* _Interface dataset entries_:
*** Begin section ***

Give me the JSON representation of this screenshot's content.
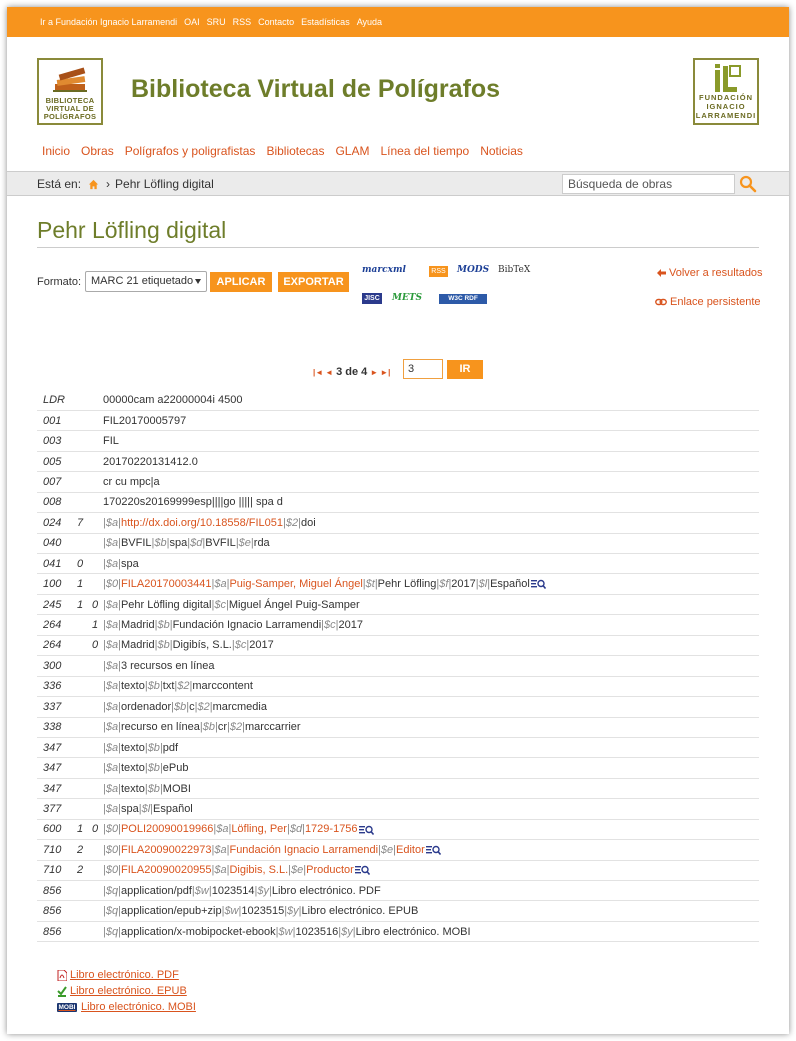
{
  "topbar": {
    "links": [
      "Ir a Fundación Ignacio Larramendi",
      "OAI",
      "SRU",
      "RSS",
      "Contacto",
      "Estadísticas",
      "Ayuda"
    ]
  },
  "header": {
    "site_title": "Biblioteca Virtual de Polígrafos",
    "logo_left_lines": [
      "BIBLIOTECA",
      "VIRTUAL DE",
      "POLÍGRAFOS"
    ],
    "logo_right_lines": [
      "FUNDACIÓN",
      "IGNACIO",
      "LARRAMENDI"
    ]
  },
  "nav": [
    "Inicio",
    "Obras",
    "Polígrafos y poligrafistas",
    "Bibliotecas",
    "GLAM",
    "Línea del tiempo",
    "Noticias"
  ],
  "breadcrumb": {
    "prefix": "Está en:",
    "separator": "›",
    "current": "Pehr Löfling digital"
  },
  "search": {
    "placeholder": "Búsqueda de obras"
  },
  "page_title": "Pehr Löfling digital",
  "format": {
    "label": "Formato:",
    "selected": "MARC 21 etiquetado",
    "apply": "APLICAR",
    "export": "EXPORTAR",
    "icons": {
      "marcxml": "marcxml",
      "rss": "RSS",
      "mods": "MODS",
      "bibtex": "BibTeX",
      "jisc": "JISC",
      "mets": "METS",
      "w3c_rdf": "W3C RDF"
    }
  },
  "side_links": {
    "back": "Volver a resultados",
    "permalink": "Enlace persistente"
  },
  "pager": {
    "text": "3 de 4",
    "input_value": "3",
    "go": "IR"
  },
  "marc_records": [
    {
      "tag": "LDR",
      "ind1": "",
      "ind2": "",
      "value": [
        {
          "t": "00000cam a22000004i 4500"
        }
      ]
    },
    {
      "tag": "001",
      "ind1": "",
      "ind2": "",
      "value": [
        {
          "t": "FIL20170005797"
        }
      ]
    },
    {
      "tag": "003",
      "ind1": "",
      "ind2": "",
      "value": [
        {
          "t": "FIL"
        }
      ]
    },
    {
      "tag": "005",
      "ind1": "",
      "ind2": "",
      "value": [
        {
          "t": "20170220131412.0"
        }
      ]
    },
    {
      "tag": "007",
      "ind1": "",
      "ind2": "",
      "value": [
        {
          "t": "cr cu mpc|a"
        }
      ]
    },
    {
      "tag": "008",
      "ind1": "",
      "ind2": "",
      "value": [
        {
          "t": "170220s20169999esp||||go ||||| spa d"
        }
      ]
    },
    {
      "tag": "024",
      "ind1": "7",
      "ind2": "",
      "value": [
        {
          "c": "$a",
          "t": "http://dx.doi.org/10.18558/FIL051",
          "link": true
        },
        {
          "c": "$2",
          "t": "doi"
        }
      ]
    },
    {
      "tag": "040",
      "ind1": "",
      "ind2": "",
      "value": [
        {
          "c": "$a",
          "t": "BVFIL"
        },
        {
          "c": "$b",
          "t": "spa"
        },
        {
          "c": "$d",
          "t": "BVFIL"
        },
        {
          "c": "$e",
          "t": "rda"
        }
      ]
    },
    {
      "tag": "041",
      "ind1": "0",
      "ind2": "",
      "value": [
        {
          "c": "$a",
          "t": "spa"
        }
      ]
    },
    {
      "tag": "100",
      "ind1": "1",
      "ind2": "",
      "lupa": true,
      "value": [
        {
          "c": "$0",
          "t": "FILA20170003441",
          "link": true
        },
        {
          "c": "$a",
          "t": "Puig-Samper, Miguel Ángel",
          "link": true
        },
        {
          "c": "$t",
          "t": "Pehr Löfling"
        },
        {
          "c": "$f",
          "t": "2017"
        },
        {
          "c": "$l",
          "t": "Español"
        }
      ]
    },
    {
      "tag": "245",
      "ind1": "1",
      "ind2": "0",
      "value": [
        {
          "c": "$a",
          "t": "Pehr Löfling digital"
        },
        {
          "c": "$c",
          "t": "Miguel Ángel Puig-Samper"
        }
      ]
    },
    {
      "tag": "264",
      "ind1": "",
      "ind2": "1",
      "value": [
        {
          "c": "$a",
          "t": "Madrid"
        },
        {
          "c": "$b",
          "t": "Fundación Ignacio Larramendi"
        },
        {
          "c": "$c",
          "t": "2017"
        }
      ]
    },
    {
      "tag": "264",
      "ind1": "",
      "ind2": "0",
      "value": [
        {
          "c": "$a",
          "t": "Madrid"
        },
        {
          "c": "$b",
          "t": "Digibís, S.L."
        },
        {
          "c": "$c",
          "t": "2017"
        }
      ]
    },
    {
      "tag": "300",
      "ind1": "",
      "ind2": "",
      "value": [
        {
          "c": "$a",
          "t": "3 recursos en línea"
        }
      ]
    },
    {
      "tag": "336",
      "ind1": "",
      "ind2": "",
      "value": [
        {
          "c": "$a",
          "t": "texto"
        },
        {
          "c": "$b",
          "t": "txt"
        },
        {
          "c": "$2",
          "t": "marccontent"
        }
      ]
    },
    {
      "tag": "337",
      "ind1": "",
      "ind2": "",
      "value": [
        {
          "c": "$a",
          "t": "ordenador"
        },
        {
          "c": "$b",
          "t": "c"
        },
        {
          "c": "$2",
          "t": "marcmedia"
        }
      ]
    },
    {
      "tag": "338",
      "ind1": "",
      "ind2": "",
      "value": [
        {
          "c": "$a",
          "t": "recurso en línea"
        },
        {
          "c": "$b",
          "t": "cr"
        },
        {
          "c": "$2",
          "t": "marccarrier"
        }
      ]
    },
    {
      "tag": "347",
      "ind1": "",
      "ind2": "",
      "value": [
        {
          "c": "$a",
          "t": "texto"
        },
        {
          "c": "$b",
          "t": "pdf"
        }
      ]
    },
    {
      "tag": "347",
      "ind1": "",
      "ind2": "",
      "value": [
        {
          "c": "$a",
          "t": "texto"
        },
        {
          "c": "$b",
          "t": "ePub"
        }
      ]
    },
    {
      "tag": "347",
      "ind1": "",
      "ind2": "",
      "value": [
        {
          "c": "$a",
          "t": "texto"
        },
        {
          "c": "$b",
          "t": "MOBI"
        }
      ]
    },
    {
      "tag": "377",
      "ind1": "",
      "ind2": "",
      "value": [
        {
          "c": "$a",
          "t": "spa"
        },
        {
          "c": "$l",
          "t": "Español"
        }
      ]
    },
    {
      "tag": "600",
      "ind1": "1",
      "ind2": "0",
      "lupa": true,
      "value": [
        {
          "c": "$0",
          "t": "POLI20090019966",
          "link": true
        },
        {
          "c": "$a",
          "t": "Löfling, Per",
          "link": true
        },
        {
          "c": "$d",
          "t": "1729-1756",
          "link": true
        }
      ]
    },
    {
      "tag": "710",
      "ind1": "2",
      "ind2": "",
      "lupa": true,
      "value": [
        {
          "c": "$0",
          "t": "FILA20090022973",
          "link": true
        },
        {
          "c": "$a",
          "t": "Fundación Ignacio Larramendi",
          "link": true
        },
        {
          "c": "$e",
          "t": "Editor",
          "link": true
        }
      ]
    },
    {
      "tag": "710",
      "ind1": "2",
      "ind2": "",
      "lupa": true,
      "value": [
        {
          "c": "$0",
          "t": "FILA20090020955",
          "link": true
        },
        {
          "c": "$a",
          "t": "Digibis, S.L.",
          "link": true
        },
        {
          "c": "$e",
          "t": "Productor",
          "link": true
        }
      ]
    },
    {
      "tag": "856",
      "ind1": "",
      "ind2": "",
      "value": [
        {
          "c": "$q",
          "t": "application/pdf"
        },
        {
          "c": "$w",
          "t": "1023514"
        },
        {
          "c": "$y",
          "t": "Libro electrónico. PDF"
        }
      ]
    },
    {
      "tag": "856",
      "ind1": "",
      "ind2": "",
      "value": [
        {
          "c": "$q",
          "t": "application/epub+zip"
        },
        {
          "c": "$w",
          "t": "1023515"
        },
        {
          "c": "$y",
          "t": "Libro electrónico. EPUB"
        }
      ]
    },
    {
      "tag": "856",
      "ind1": "",
      "ind2": "",
      "value": [
        {
          "c": "$q",
          "t": "application/x-mobipocket-ebook"
        },
        {
          "c": "$w",
          "t": "1023516"
        },
        {
          "c": "$y",
          "t": "Libro electrónico. MOBI"
        }
      ]
    }
  ],
  "files": [
    {
      "label": "Libro electrónico. PDF",
      "icon": "pdf-icon"
    },
    {
      "label": "Libro electrónico. EPUB",
      "icon": "epub-icon"
    },
    {
      "label": "Libro electrónico. MOBI",
      "icon": "mobi-icon",
      "badge": "MOBI"
    }
  ],
  "colors": {
    "accent": "#f7941d",
    "link": "#d9541e",
    "brand_green": "#6e7d2a"
  }
}
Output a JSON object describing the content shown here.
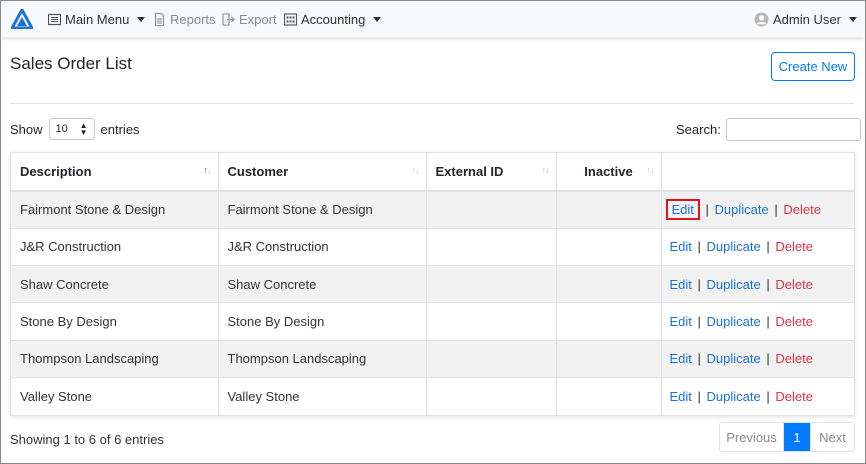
{
  "navbar": {
    "main_menu": "Main Menu",
    "reports": "Reports",
    "export": "Export",
    "accounting": "Accounting",
    "user": "Admin User"
  },
  "header": {
    "title": "Sales Order List",
    "create_button": "Create New"
  },
  "controls": {
    "show_label": "Show",
    "page_size": "10",
    "entries_label": "entries",
    "search_label": "Search:",
    "search_value": ""
  },
  "table": {
    "columns": [
      "Description",
      "Customer",
      "External ID",
      "Inactive"
    ],
    "rows": [
      {
        "description": "Fairmont Stone & Design",
        "customer": "Fairmont Stone & Design",
        "external_id": "",
        "inactive": ""
      },
      {
        "description": "J&R Construction",
        "customer": "J&R Construction",
        "external_id": "",
        "inactive": ""
      },
      {
        "description": "Shaw Concrete",
        "customer": "Shaw Concrete",
        "external_id": "",
        "inactive": ""
      },
      {
        "description": "Stone By Design",
        "customer": "Stone By Design",
        "external_id": "",
        "inactive": ""
      },
      {
        "description": "Thompson Landscaping",
        "customer": "Thompson Landscaping",
        "external_id": "",
        "inactive": ""
      },
      {
        "description": "Valley Stone",
        "customer": "Valley Stone",
        "external_id": "",
        "inactive": ""
      }
    ],
    "actions": {
      "edit": "Edit",
      "duplicate": "Duplicate",
      "delete": "Delete",
      "separator": "|"
    }
  },
  "footer": {
    "info": "Showing 1 to 6 of 6 entries",
    "previous": "Previous",
    "current_page": "1",
    "next": "Next"
  },
  "colors": {
    "primary": "#007bff",
    "danger": "#dc3545",
    "highlight": "#e3121b"
  },
  "icons": {
    "logo": "triangle-logo",
    "main_menu": "list-icon",
    "reports": "document-icon",
    "export": "export-icon",
    "accounting": "calculator-icon",
    "user": "user-avatar-icon"
  }
}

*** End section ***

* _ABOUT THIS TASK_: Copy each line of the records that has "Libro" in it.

* _RESULT OF THE TASK_:
          "t": "Libro electrónico. PDF"
          "t": "Libro electrónico. EPUB"
          "t": "Libro electrónico. MOBI"
      "label": "Libro electrónico. PDF",
      "label": "Libro electrónico. EPUB",
      "label": "Libro electrónico. MOBI",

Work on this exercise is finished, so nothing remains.